1969: The Marihuana Tax Act is deemed unconstitutional in the landmark Leary v. United States. Timothy Leary, a professor, and activist was arrested for the possession of marijuana in violation of the 1937 Marihuana Tax Act. Leary then challenged the act on the ground that the act required self-incrimination, which violated his Fifth Amendment rights. (The self-incrimination clause provides various protections against self-incrimination, including the right of an individual to not serve as a witness in a criminal case in which they are the defendant, better known as “Pleading the Fifth”.) The unanimous opinion of the court was penned by Justice John Marshall Harlan II and declared the Marihuana Tax Act unconstitutional. Therefore, Leary’s conviction was overturned.
1970: The Controlled Substances Act is enacted (replacing the unconstitutional Marihuana Tax Act). Cannabis is classified as a Schedule I drug, determined to have a high potential for abuse and no accepted medical use, thereby prohibiting its use for any purpose. This act was signed into law by President Richard Nixon.
This legislation created five classifications, with specific qualifications for a substance to be included in each. The substances scheduling (classification) are determined by the Drug Enforcement Agency (DEA) and the Food and Drug Administration (FDA). Yet, Congress does have the power to schedule or de-schedule substances through legislation. Substance scheduling decisions are based on its potential for abuse, accepted medical use in treatment in the United States, and international treaties.

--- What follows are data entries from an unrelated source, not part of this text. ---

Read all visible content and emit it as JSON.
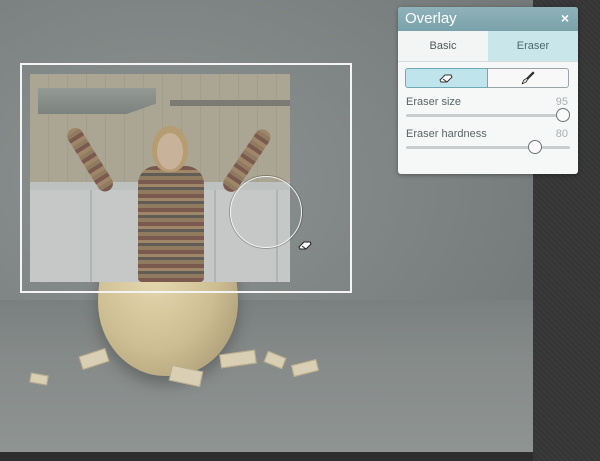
{
  "panel": {
    "title": "Overlay",
    "close_label": "×",
    "tabs": [
      {
        "label": "Basic",
        "active": false
      },
      {
        "label": "Eraser",
        "active": true
      }
    ],
    "tools": [
      {
        "icon": "eraser-icon",
        "active": true
      },
      {
        "icon": "brush-icon",
        "active": false
      }
    ],
    "sliders": [
      {
        "label": "Eraser size",
        "value": "95",
        "fraction": 0.95
      },
      {
        "label": "Eraser hardness",
        "value": "80",
        "fraction": 0.78
      }
    ]
  },
  "colors": {
    "header": "#7aa2aa",
    "active_tab": "#c9e6ea",
    "active_tool": "#bfe4eb"
  }
}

Classification of Controlled Substances:
Schedule I: High potential of abuse, not acceptable for medical use
Schedule II: High potential of abuse, sometimes allowed with “severe restrictions” for medical use
Schedule II: Medium potential of abuse, acceptable for medical use

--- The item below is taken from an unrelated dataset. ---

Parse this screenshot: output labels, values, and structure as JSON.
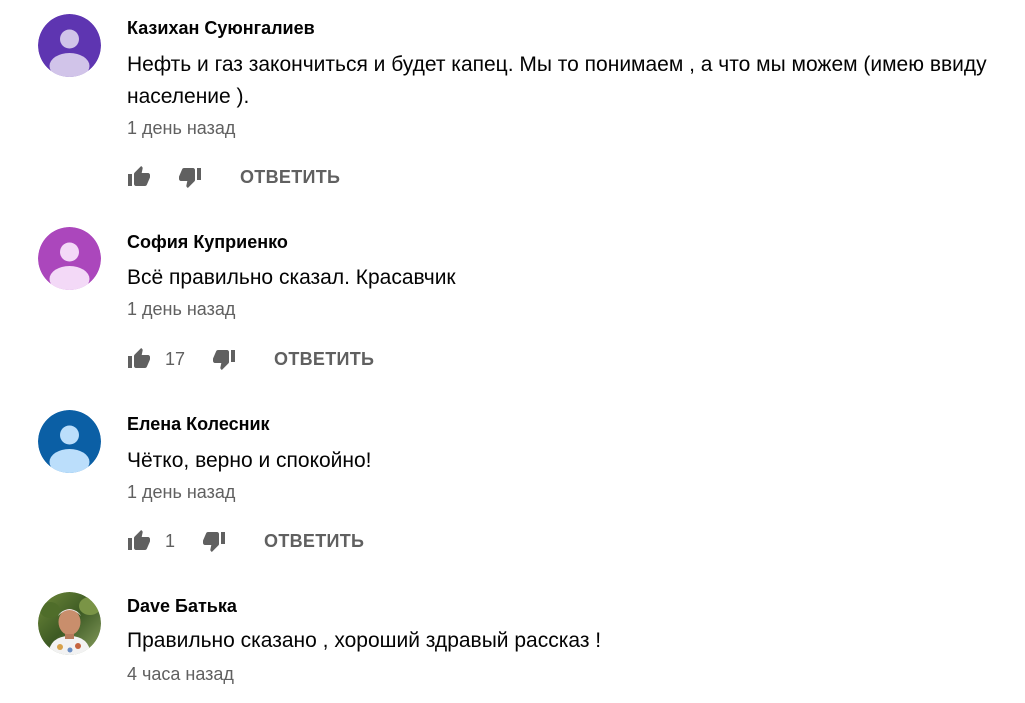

Schedule IV: Moderate potential of abuse, acceptable for medical use
Schedule V: Lowest potential of abuse, acceptable for medical use
1984-1986: Mandatory Sentencing and the three-strikes law were created under the Reagan Administration. This accounts for some of the harshest drug laws created including mandatory 25-year imprisonment for certain drug offenses and the promotion of the death penalty to be used against “drug kingpins”.
1998: House Joint Resolution 117, encouraged by the passing of California’s Prop 215, the House of Representatives passed this measure to support the existing Federal legal process for determining the safety and efficacy of certain drugs.
2012: The Arkansas Medical Marijuana Act (AMMA) Issue 5 was a failed medical marijuana ballot initiative. While the issue failed, it showed promise, only being defeated by 3%.
2014: The Rohrabacher–Farr Amendment passed in the U.S. House and signed into law prohibiting the Justice Department from interfering with the implementation of state medical cannabis laws.
2016: The Arkansas Medical Marijuana Amendment (AMMA) Issue 6 legalized the medical use of marijuana. AMMA allows patients who obtain a doctor’s recommendation to possess up to 2.5 ounces of cannabis to treat any of 12 qualifying medical conditions, also requiring between 20 and 40 cannabis dispensaries and 4 to 8 cultivators to be licensed by the state. Patients are not allowed to cultivate at home.
Unfortunately, like other medical marijuana cannabis laws licensing took longer than planned, authorized sales did not begin until 2019.
2018: Farm bill legalizes low-THC hemp nationwide and effectively de-schedules hemp-derived cannabidiol (CBD) from the Controlled Substances Act.
2019: Arkansas’ Licensed Medical Marijuana Market opens
2020: Arkansas’ Medical Marijuana sales top $200 Million